An inter vivos trust, also known as a “living trust”, is a type of trust that is often used in estate planning and management. As indicated by its name, one of the main features of an inter vivos trust is that its contents can be distributed to the entitled beneficiaries while the settlor (i.e., the creator of the trust) is still alive.
This “life” feature is in direct contrast to the characteristics of other kinds of common estate planning tools, which are usually only enforceable upon an estate holder’s death (e.g., a will document).
The way in which an inter vivos trust operates is that the property owner will first appoint a trustee. A trustee is the individual who is chosen to oversee the property or assets being held “in trust.”
Once the trustee has taken over this duty, the property will then be distributed to the assigned beneficiaries (or recipients) of the trust. Thus, the consequence of this arrangement means that the property does not directly pass from the property owner to the beneficiary, but instead is supervised for a certain amount of time by the trustee.
In addition, there may be many different reasons for selecting this type of trust set-up. For instance, an inter vivos trust may be created if the beneficiaries are too young to be responsible for the trust property, or possibly when there are conditions attached to how the trust property or funds get released to the beneficiaries.
What are Some Features and Limitations of an Inter Vivos Trust?
In general, inter vivos trusts are typically subject to the standard legal rules and requirements for creating a trust.

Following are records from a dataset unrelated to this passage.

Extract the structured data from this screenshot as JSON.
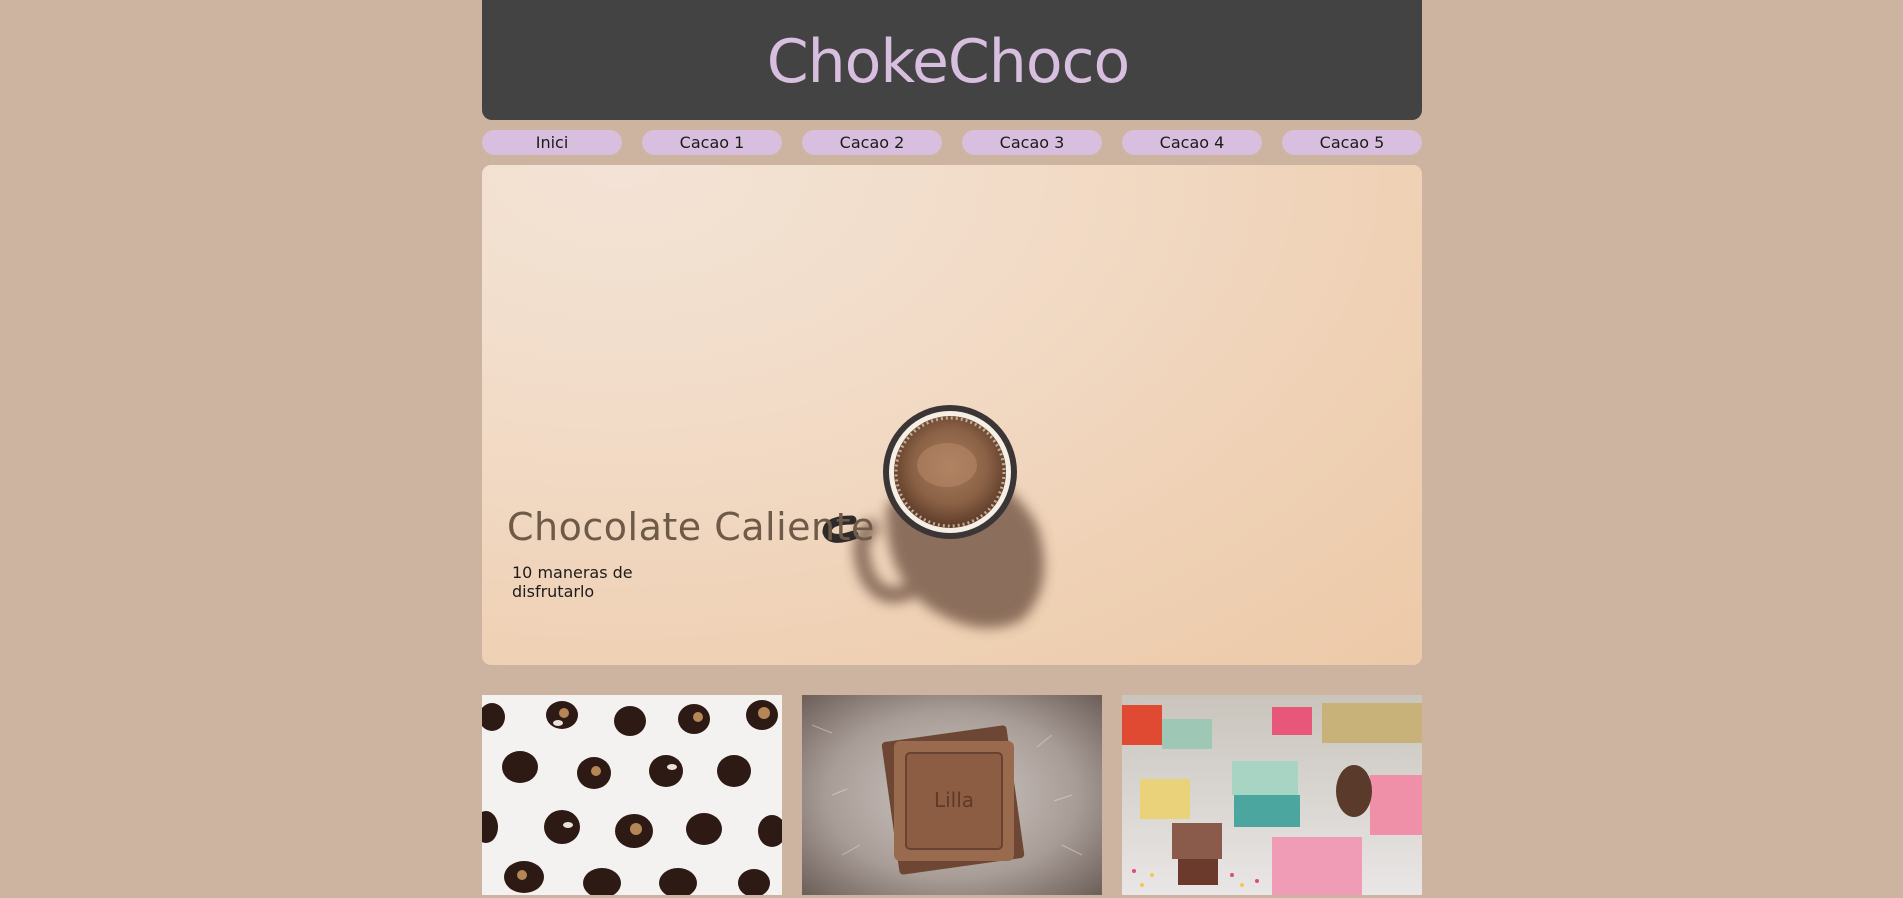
{
  "header": {
    "title": "ChokeChoco"
  },
  "nav": {
    "items": [
      {
        "label": "Inici"
      },
      {
        "label": "Cacao 1"
      },
      {
        "label": "Cacao 2"
      },
      {
        "label": "Cacao 3"
      },
      {
        "label": "Cacao 4"
      },
      {
        "label": "Cacao 5"
      }
    ]
  },
  "hero": {
    "title": "Chocolate Caliente",
    "subtitle": "10 maneras de disfrutarlo"
  },
  "colors": {
    "background": "#cdb4a0",
    "header": "#434343",
    "accent": "#d9bfdf",
    "hero_title": "#6e5a48"
  }
}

For example, there must be a settlor, a trust property (i.e., the “res”), a designated trustee, and at least one beneficiary in order to form a basic trust.
As mentioned, one of the key features of an inter vivos trust is that its property can be distributed while the settlor is still alive. Some other positive features of an inter vivos trust may include that:
- They are relatively easy to set-up;
- Its arrangement enables the parties to skip the probate process;
- The beneficiary might be able to use the trust property sooner than they could as the recipient of a gift or inheritance from a will; and
- They can potentially reduce the property holder’s estate taxes since the trust property will no longer be included as part of their estate.
On the other hand, inter vivos trusts also have some limitations associated with them. Some of these restrictions may include that:
- Any property distributions generally cannot be changed (e.g., it is usually not possible or advisable to attempt to reclaim the property after it has already been distributed);
- The trust may be amended in between the time of the trust creation and the testator’s passing, which could affect what a beneficiary receives; and
- The laws governing inter vivos trusts will vary in accordance with the rules of the jurisdiction in which the transaction occurs.
Thus, it is certainly in a person’s best interest to carefully review the pros and cons of inter vivos trusts before making a decision about whether to form one. This will usually entail obtaining the advice of an estate lawyer who can help them determine if an inter vivos trust is the optimal estate planning solution for their particular situation.
What If There is a Dispute About an Inter Vivos Trust?
There are a variety of events that could happen that may lead to a dispute over an inter vivos trust. One common type of dispute that might occur with this kind of trust is when a beneficiary contests against the terms of the trust.
Another frequently disputed issue is when the property owner did not clearly describe the property in question, which can lead to major confusion during the distribution process. A dispute may also arise when the trustee has potentially violated their legal responsibilities and duties required of all trustees.
As demonstrated by the above scenarios, any of the parties to an inter vivos trust will have some form of legal obligations that they must fulfill or it will be considered a violation that carries legal consequences.
For example, a dispute regarding the terms of the trust may lead to a civil lawsuit, which can result in a damages award to the non-violating party. In fact, most disputes that involve inter vivos trusts are typically resolved in a civil court of law. Additionally, they are handled in a similar way to contract disputes, and usually involve other fields of property law, such as wills or estates.
Do I Need to Hire a Lawyer for Help with Creating an Inter Vivos Trust?
Depending on the needs of the parties involved, an inter vivos trust can be an extremely useful estate planning instrument. If you believe that creating an inter vivos trust would best suit your needs or if you have further questions about setting one up, you should consider contacting a local estate lawyer for assistance.
An experienced estate lawyer can help you draft, edit, and review the necessary legal documents that are required to form a valid trust. In addition, a lawyer can also provide legal guidance if you are dealing with issues that involve a trust dispute or lawsuit.